¶Impose a financial transactions tax. This would be a modest tax on financial trades, modeled on the suggestions of James Tobin, an American economist who won a Nobel Prize. The aim is in part to dampen speculative trading that creates dangerous volatility. Europe is moving toward a financial transactions tax, but the Obama administration is resisting — a reflection of its deference to Wall Street.
¶Close the “carried interest” and “founders’ stock” loopholes, which may be the most unconscionable tax breaks in America. They allow our wealthiest citizens to pay very low tax rates by pretending that their labor compensation is a capital gain.
¶Protect big banks from themselves. This means moving ahead with Basel III capital requirements and adopting the Volcker Rule to limit banks’ ability to engage in risky and speculative investments. Another sensible proposal, embraced by President Obama and a number of international experts, is the bank tax. This could be based on an institution’s size and leverage, so that bankers could pay for their cleanups — the finance equivalent of a pollution tax.”
See how simple it is? Just like re-arranging the deck chairs on the Titanic.
“Much of the sloganeering at “Occupy Wall Street” is pretty silly — but so is the self-righteous sloganeering of Wall Street itself.”
It’s not Wall Street’s slogans that are self-righteous
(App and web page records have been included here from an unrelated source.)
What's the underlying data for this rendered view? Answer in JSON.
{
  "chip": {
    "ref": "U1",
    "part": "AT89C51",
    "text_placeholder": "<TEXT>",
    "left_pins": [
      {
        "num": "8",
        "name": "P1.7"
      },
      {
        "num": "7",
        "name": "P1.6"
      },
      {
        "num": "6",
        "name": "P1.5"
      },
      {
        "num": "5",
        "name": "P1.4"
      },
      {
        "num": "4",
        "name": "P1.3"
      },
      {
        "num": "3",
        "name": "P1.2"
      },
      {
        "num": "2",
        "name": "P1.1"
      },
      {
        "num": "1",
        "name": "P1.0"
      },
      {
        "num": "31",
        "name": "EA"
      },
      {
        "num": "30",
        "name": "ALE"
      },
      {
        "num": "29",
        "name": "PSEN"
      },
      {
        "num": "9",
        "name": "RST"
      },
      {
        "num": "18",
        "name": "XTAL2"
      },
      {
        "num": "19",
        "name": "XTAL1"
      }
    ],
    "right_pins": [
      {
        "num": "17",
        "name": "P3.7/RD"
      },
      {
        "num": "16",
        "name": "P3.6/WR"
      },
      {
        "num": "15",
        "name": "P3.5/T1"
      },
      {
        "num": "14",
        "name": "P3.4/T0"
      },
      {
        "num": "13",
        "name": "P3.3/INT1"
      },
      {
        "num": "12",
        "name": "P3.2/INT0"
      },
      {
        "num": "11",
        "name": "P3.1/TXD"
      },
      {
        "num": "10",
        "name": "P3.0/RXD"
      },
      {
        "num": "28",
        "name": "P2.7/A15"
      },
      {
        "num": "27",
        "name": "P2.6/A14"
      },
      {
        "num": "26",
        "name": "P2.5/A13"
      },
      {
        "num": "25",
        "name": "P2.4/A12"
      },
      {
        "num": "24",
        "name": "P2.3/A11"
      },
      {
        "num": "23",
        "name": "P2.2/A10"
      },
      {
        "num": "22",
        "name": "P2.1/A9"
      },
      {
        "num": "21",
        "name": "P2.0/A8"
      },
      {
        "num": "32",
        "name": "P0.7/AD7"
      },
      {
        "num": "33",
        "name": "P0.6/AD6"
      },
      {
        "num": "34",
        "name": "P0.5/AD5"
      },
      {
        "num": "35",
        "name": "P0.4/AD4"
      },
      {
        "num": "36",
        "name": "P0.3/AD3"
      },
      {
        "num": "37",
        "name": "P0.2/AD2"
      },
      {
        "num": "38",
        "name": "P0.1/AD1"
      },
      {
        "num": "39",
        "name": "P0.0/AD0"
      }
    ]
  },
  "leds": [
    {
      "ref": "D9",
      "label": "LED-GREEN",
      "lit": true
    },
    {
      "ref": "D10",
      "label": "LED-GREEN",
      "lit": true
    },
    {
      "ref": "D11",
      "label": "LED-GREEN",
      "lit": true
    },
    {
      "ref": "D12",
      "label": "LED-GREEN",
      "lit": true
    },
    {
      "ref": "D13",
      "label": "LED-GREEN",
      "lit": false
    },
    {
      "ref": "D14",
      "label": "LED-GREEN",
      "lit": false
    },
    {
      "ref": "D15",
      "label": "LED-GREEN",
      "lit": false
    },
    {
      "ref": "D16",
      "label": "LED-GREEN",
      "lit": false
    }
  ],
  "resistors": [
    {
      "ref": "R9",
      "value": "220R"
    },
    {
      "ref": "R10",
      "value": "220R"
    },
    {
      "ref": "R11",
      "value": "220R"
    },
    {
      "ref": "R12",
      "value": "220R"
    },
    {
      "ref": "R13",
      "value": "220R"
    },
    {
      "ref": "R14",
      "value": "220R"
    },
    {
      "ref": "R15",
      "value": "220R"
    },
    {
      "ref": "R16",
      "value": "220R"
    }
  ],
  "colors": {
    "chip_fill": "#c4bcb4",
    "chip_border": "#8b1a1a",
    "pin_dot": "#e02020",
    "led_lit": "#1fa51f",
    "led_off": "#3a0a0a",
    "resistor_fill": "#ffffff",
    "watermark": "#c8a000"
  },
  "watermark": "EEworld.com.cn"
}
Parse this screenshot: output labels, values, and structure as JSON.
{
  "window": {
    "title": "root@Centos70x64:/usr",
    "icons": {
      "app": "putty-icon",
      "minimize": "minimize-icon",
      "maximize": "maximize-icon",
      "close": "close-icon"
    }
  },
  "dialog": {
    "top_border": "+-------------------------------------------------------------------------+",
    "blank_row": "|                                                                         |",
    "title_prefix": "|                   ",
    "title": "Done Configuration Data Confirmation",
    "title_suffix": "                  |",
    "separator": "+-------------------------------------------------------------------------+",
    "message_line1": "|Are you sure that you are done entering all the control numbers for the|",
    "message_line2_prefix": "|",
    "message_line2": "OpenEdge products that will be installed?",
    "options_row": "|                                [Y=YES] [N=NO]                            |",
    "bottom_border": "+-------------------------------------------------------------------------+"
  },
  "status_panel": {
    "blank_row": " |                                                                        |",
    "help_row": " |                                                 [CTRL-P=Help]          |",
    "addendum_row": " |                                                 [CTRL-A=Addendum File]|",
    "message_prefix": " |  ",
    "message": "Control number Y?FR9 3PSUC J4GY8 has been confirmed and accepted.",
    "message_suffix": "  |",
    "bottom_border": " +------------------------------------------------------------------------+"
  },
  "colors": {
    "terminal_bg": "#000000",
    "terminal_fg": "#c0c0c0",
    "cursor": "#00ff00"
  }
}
“And if a ragtag band of youthful protesters can help bring a dose of accountability and equity to our financial system, more power to them.”
Sing us out, ragtags!